What is being asked =
Repeat each record exactly, skipping the pictures.

Information given =

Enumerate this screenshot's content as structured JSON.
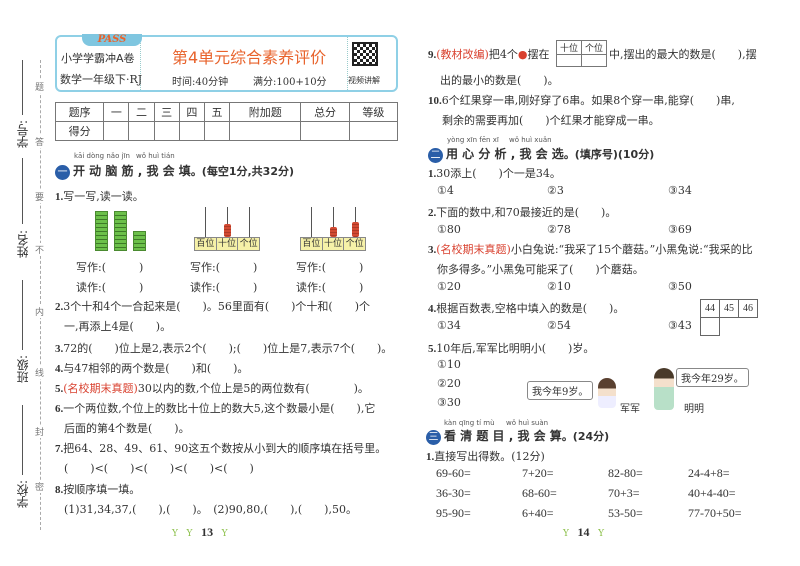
{
  "margin": {
    "fields": [
      "学号:",
      "姓名:",
      "班级:",
      "学校:"
    ],
    "fold_words": [
      "题",
      "答",
      "要",
      "不",
      "内",
      "线",
      "封",
      "密"
    ]
  },
  "header": {
    "logo": "PASS",
    "series": "小学学霸冲A卷",
    "subject": "数学一年级下·RJ",
    "title": "第4单元综合素养评价",
    "time": "时间:40分钟",
    "full_score": "满分:100+10分",
    "qr_label": "视频讲解"
  },
  "score_table": {
    "headers": [
      "题序",
      "一",
      "二",
      "三",
      "四",
      "五",
      "附加题",
      "总分",
      "等级"
    ],
    "row_label": "得分"
  },
  "left": {
    "section1": {
      "badge": "一",
      "pinyin1": "kāi dòng nǎo jīn",
      "pinyin2": "wǒ huì tián",
      "title": "开 动 脑 筋 , 我 会 填",
      "note": "。(每空1分,共32分)"
    },
    "q1": {
      "num": "1.",
      "text": "写一写,读一读。",
      "abacus_labels": [
        "百位",
        "十位",
        "个位"
      ],
      "write": "写作:(　　　)",
      "read": "读作:(　　　)"
    },
    "q2": {
      "num": "2.",
      "text": "3个十和4个一合起来是(　　)。56里面有(　　)个十和(　　)个",
      "text2": "一,再添上4是(　　)。"
    },
    "q3": {
      "num": "3.",
      "text": "72的(　　)位上是2,表示2个(　　);(　　)位上是7,表示7个(　　)。"
    },
    "q4": {
      "num": "4.",
      "text": "与47相邻的两个数是(　　)和(　　)。"
    },
    "q5": {
      "num": "5.",
      "tag": "(名校期末真题)",
      "text": "30以内的数,个位上是5的两位数有(　　　　)。"
    },
    "q6": {
      "num": "6.",
      "text": "一个两位数,个位上的数比十位上的数大5,这个数最小是(　　),它",
      "text2": "后面的第4个数是(　　)。"
    },
    "q7": {
      "num": "7.",
      "text": "把64、28、49、61、90这五个数按从小到大的顺序填在括号里。",
      "text2": "(　　)<(　　)<(　　)<(　　)<(　　)"
    },
    "q8": {
      "num": "8.",
      "text": "按顺序填一填。",
      "text2": "(1)31,34,37,(　　),(　　)。　(2)90,80,(　　),(　　),50。"
    },
    "page": "13"
  },
  "right": {
    "q9": {
      "num": "9.",
      "tag": "(教材改编)",
      "text_a": "把4个",
      "text_b": "摆在",
      "place_labels": [
        "十位",
        "个位"
      ],
      "text_c": "中,摆出的最大的数是(　　),摆",
      "text2": "出的最小的数是(　　)。"
    },
    "q10": {
      "num": "10.",
      "text": "6个红果穿一串,刚好穿了6串。如果8个穿一串,能穿(　　)串,",
      "text2": "剩余的需要再加(　　)个红果才能穿成一串。"
    },
    "section2": {
      "badge": "二",
      "pinyin1": "yòng xīn fēn xī",
      "pinyin2": "wǒ huì xuǎn",
      "title": "用 心 分 析 , 我 会 选",
      "note": "。(填序号)(10分)"
    },
    "c1": {
      "num": "1.",
      "text": "30添上(　　)个一是34。",
      "options": [
        "①4",
        "②3",
        "③34"
      ]
    },
    "c2": {
      "num": "2.",
      "text": "下面的数中,和70最接近的是(　　)。",
      "options": [
        "①80",
        "②78",
        "③69"
      ]
    },
    "c3": {
      "num": "3.",
      "tag": "(名校期末真题)",
      "text": "小白兔说:“我采了15个蘑菇。”小黑兔说:“我采的比",
      "text2": "你多得多。”小黑兔可能采了(　　)个蘑菇。",
      "options": [
        "①20",
        "②10",
        "③50"
      ]
    },
    "c4": {
      "num": "4.",
      "text": "根据百数表,空格中填入的数是(　　)。",
      "options": [
        "①34",
        "②54",
        "③43"
      ],
      "grid": [
        "44",
        "45",
        "46"
      ]
    },
    "c5": {
      "num": "5.",
      "text": "10年后,军军比明明小(　　)岁。",
      "options": [
        "①10",
        "②20",
        "③30"
      ],
      "bubble1": "我今年9岁。",
      "bubble2": "我今年29岁。",
      "name1": "军军",
      "name2": "明明"
    },
    "section3": {
      "badge": "三",
      "pinyin1": "kàn qīng tí mù",
      "pinyin2": "wǒ huì suàn",
      "title": "看 清 题 目 , 我 会 算",
      "note": "。(24分)"
    },
    "d1": {
      "num": "1.",
      "text": "直接写出得数。(12分)",
      "rows": [
        [
          "69-60=",
          "7+20=",
          "82-80=",
          "24-4+8="
        ],
        [
          "36-30=",
          "68-60=",
          "70+3=",
          "40+4-40="
        ],
        [
          "95-90=",
          "6+40=",
          "53-50=",
          "77-70+50="
        ]
      ]
    },
    "page": "14"
  },
  "colors": {
    "accent_red": "#d9412f",
    "badge_blue": "#2a5ea8",
    "header_border": "#8fd0e6"
  }
}
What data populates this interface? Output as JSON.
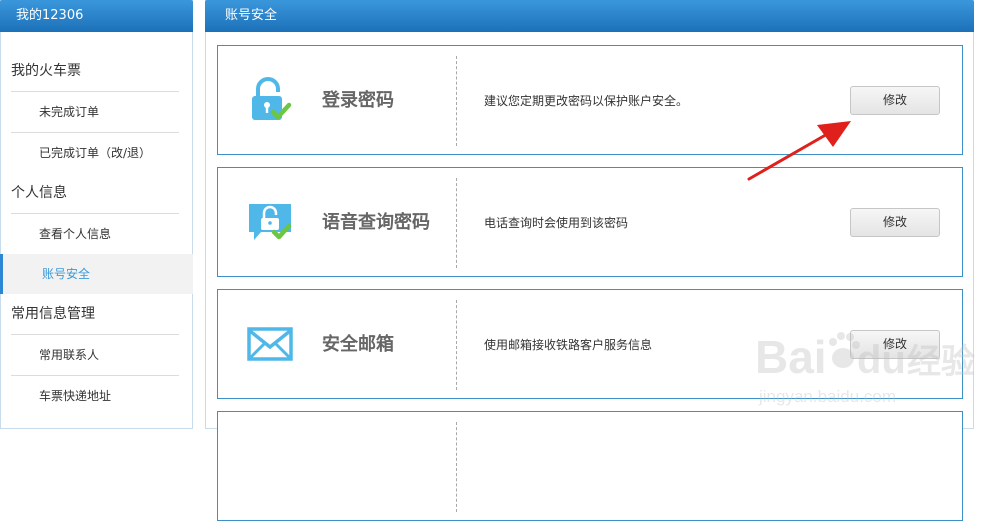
{
  "sidebar": {
    "title": "我的12306",
    "sections": [
      {
        "label": "我的火车票",
        "items": [
          "未完成订单",
          "已完成订单（改/退）"
        ]
      },
      {
        "label": "个人信息",
        "items": [
          "查看个人信息",
          "账号安全"
        ]
      },
      {
        "label": "常用信息管理",
        "items": [
          "常用联系人",
          "车票快递地址"
        ]
      }
    ],
    "active_item": "账号安全"
  },
  "main": {
    "title": "账号安全",
    "cards": [
      {
        "title": "登录密码",
        "desc": "建议您定期更改密码以保护账户安全。",
        "button": "修改",
        "icon": "lock-check-icon"
      },
      {
        "title": "语音查询密码",
        "desc": "电话查询时会使用到该密码",
        "button": "修改",
        "icon": "speech-lock-icon"
      },
      {
        "title": "安全邮箱",
        "desc": "使用邮箱接收铁路客户服务信息",
        "button": "修改",
        "icon": "envelope-icon"
      }
    ]
  },
  "watermark": {
    "brand": "Bai",
    "brand2": "du",
    "cn": "经验",
    "url": "jingyan.baidu.com"
  },
  "colors": {
    "header_blue": "#1c71b8",
    "card_border": "#3d8fc8",
    "icon_blue": "#4fb8e8",
    "check_green": "#6cc644",
    "arrow_red": "#e0201a"
  }
}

Response for this exercise =
Enumerate this screenshot's content as structured JSON.
{
  "margin": {
    "fields": [
      "学号:",
      "姓名:",
      "班级:",
      "学校:"
    ],
    "fold_words": [
      "题",
      "答",
      "要",
      "不",
      "内",
      "线",
      "封",
      "密"
    ]
  },
  "header": {
    "logo": "PASS",
    "series": "小学学霸冲A卷",
    "subject": "数学一年级下·RJ",
    "title": "第4单元综合素养评价",
    "time": "时间:40分钟",
    "full_score": "满分:100+10分",
    "qr_label": "视频讲解"
  },
  "score_table": {
    "headers": [
      "题序",
      "一",
      "二",
      "三",
      "四",
      "五",
      "附加题",
      "总分",
      "等级"
    ],
    "row_label": "得分"
  },
  "left": {
    "section1": {
      "badge": "一",
      "pinyin1": "kāi dòng nǎo jīn",
      "pinyin2": "wǒ huì tián",
      "title": "开 动 脑 筋 , 我 会 填",
      "note": "。(每空1分,共32分)"
    },
    "q1": {
      "num": "1.",
      "text": "写一写,读一读。",
      "abacus_labels": [
        "百位",
        "十位",
        "个位"
      ],
      "write": "写作:(　　　)",
      "read": "读作:(　　　)"
    },
    "q2": {
      "num": "2.",
      "text": "3个十和4个一合起来是(　　)。56里面有(　　)个十和(　　)个",
      "text2": "一,再添上4是(　　)。"
    },
    "q3": {
      "num": "3.",
      "text": "72的(　　)位上是2,表示2个(　　);(　　)位上是7,表示7个(　　)。"
    },
    "q4": {
      "num": "4.",
      "text": "与47相邻的两个数是(　　)和(　　)。"
    },
    "q5": {
      "num": "5.",
      "tag": "(名校期末真题)",
      "text": "30以内的数,个位上是5的两位数有(　　　　)。"
    },
    "q6": {
      "num": "6.",
      "text": "一个两位数,个位上的数比十位上的数大5,这个数最小是(　　),它",
      "text2": "后面的第4个数是(　　)。"
    },
    "q7": {
      "num": "7.",
      "text": "把64、28、49、61、90这五个数按从小到大的顺序填在括号里。",
      "text2": "(　　)<(　　)<(　　)<(　　)<(　　)"
    },
    "q8": {
      "num": "8.",
      "text": "按顺序填一填。",
      "text2": "(1)31,34,37,(　　),(　　)。　(2)90,80,(　　),(　　),50。"
    },
    "page": "13"
  },
  "right": {
    "q9": {
      "num": "9.",
      "tag": "(教材改编)",
      "text_a": "把4个",
      "text_b": "摆在",
      "place_labels": [
        "十位",
        "个位"
      ],
      "text_c": "中,摆出的最大的数是(　　),摆",
      "text2": "出的最小的数是(　　)。"
    },
    "q10": {
      "num": "10.",
      "text": "6个红果穿一串,刚好穿了6串。如果8个穿一串,能穿(　　)串,",
      "text2": "剩余的需要再加(　　)个红果才能穿成一串。"
    },
    "section2": {
      "badge": "二",
      "pinyin1": "yòng xīn fēn xī",
      "pinyin2": "wǒ huì xuǎn",
      "title": "用 心 分 析 , 我 会 选",
      "note": "。(填序号)(10分)"
    },
    "c1": {
      "num": "1.",
      "text": "30添上(　　)个一是34。",
      "options": [
        "①4",
        "②3",
        "③34"
      ]
    },
    "c2": {
      "num": "2.",
      "text": "下面的数中,和70最接近的是(　　)。",
      "options": [
        "①80",
        "②78",
        "③69"
      ]
    },
    "c3": {
      "num": "3.",
      "tag": "(名校期末真题)",
      "text": "小白兔说:“我采了15个蘑菇。”小黑兔说:“我采的比",
      "text2": "你多得多。”小黑兔可能采了(　　)个蘑菇。",
      "options": [
        "①20",
        "②10",
        "③50"
      ]
    },
    "c4": {
      "num": "4.",
      "text": "根据百数表,空格中填入的数是(　　)。",
      "options": [
        "①34",
        "②54",
        "③43"
      ],
      "grid": [
        "44",
        "45",
        "46"
      ]
    },
    "c5": {
      "num": "5.",
      "text": "10年后,军军比明明小(　　)岁。",
      "options": [
        "①10",
        "②20",
        "③30"
      ],
      "bubble1": "我今年9岁。",
      "bubble2": "我今年29岁。",
      "name1": "军军",
      "name2": "明明"
    },
    "section3": {
      "badge": "三",
      "pinyin1": "kàn qīng tí mù",
      "pinyin2": "wǒ huì suàn",
      "title": "看 清 题 目 , 我 会 算",
      "note": "。(24分)"
    },
    "d1": {
      "num": "1.",
      "text": "直接写出得数。(12分)",
      "rows": [
        [
          "69-60=",
          "7+20=",
          "82-80=",
          "24-4+8="
        ],
        [
          "36-30=",
          "68-60=",
          "70+3=",
          "40+4-40="
        ],
        [
          "95-90=",
          "6+40=",
          "53-50=",
          "77-70+50="
        ]
      ]
    },
    "page": "14"
  },
  "colors": {
    "accent_red": "#d9412f",
    "badge_blue": "#2a5ea8",
    "header_border": "#8fd0e6"
  }
}
What data populates this interface? Output as JSON.
{
  "sidebar": {
    "title": "我的12306",
    "sections": [
      {
        "label": "我的火车票",
        "items": [
          "未完成订单",
          "已完成订单（改/退）"
        ]
      },
      {
        "label": "个人信息",
        "items": [
          "查看个人信息",
          "账号安全"
        ]
      },
      {
        "label": "常用信息管理",
        "items": [
          "常用联系人",
          "车票快递地址"
        ]
      }
    ],
    "active_item": "账号安全"
  },
  "main": {
    "title": "账号安全",
    "cards": [
      {
        "title": "登录密码",
        "desc": "建议您定期更改密码以保护账户安全。",
        "button": "修改",
        "icon": "lock-check-icon"
      },
      {
        "title": "语音查询密码",
        "desc": "电话查询时会使用到该密码",
        "button": "修改",
        "icon": "speech-lock-icon"
      },
      {
        "title": "安全邮箱",
        "desc": "使用邮箱接收铁路客户服务信息",
        "button": "修改",
        "icon": "envelope-icon"
      }
    ]
  },
  "watermark": {
    "brand": "Bai",
    "brand2": "du",
    "cn": "经验",
    "url": "jingyan.baidu.com"
  },
  "colors": {
    "header_blue": "#1c71b8",
    "card_border": "#3d8fc8",
    "icon_blue": "#4fb8e8",
    "check_green": "#6cc644",
    "arrow_red": "#e0201a"
  }
}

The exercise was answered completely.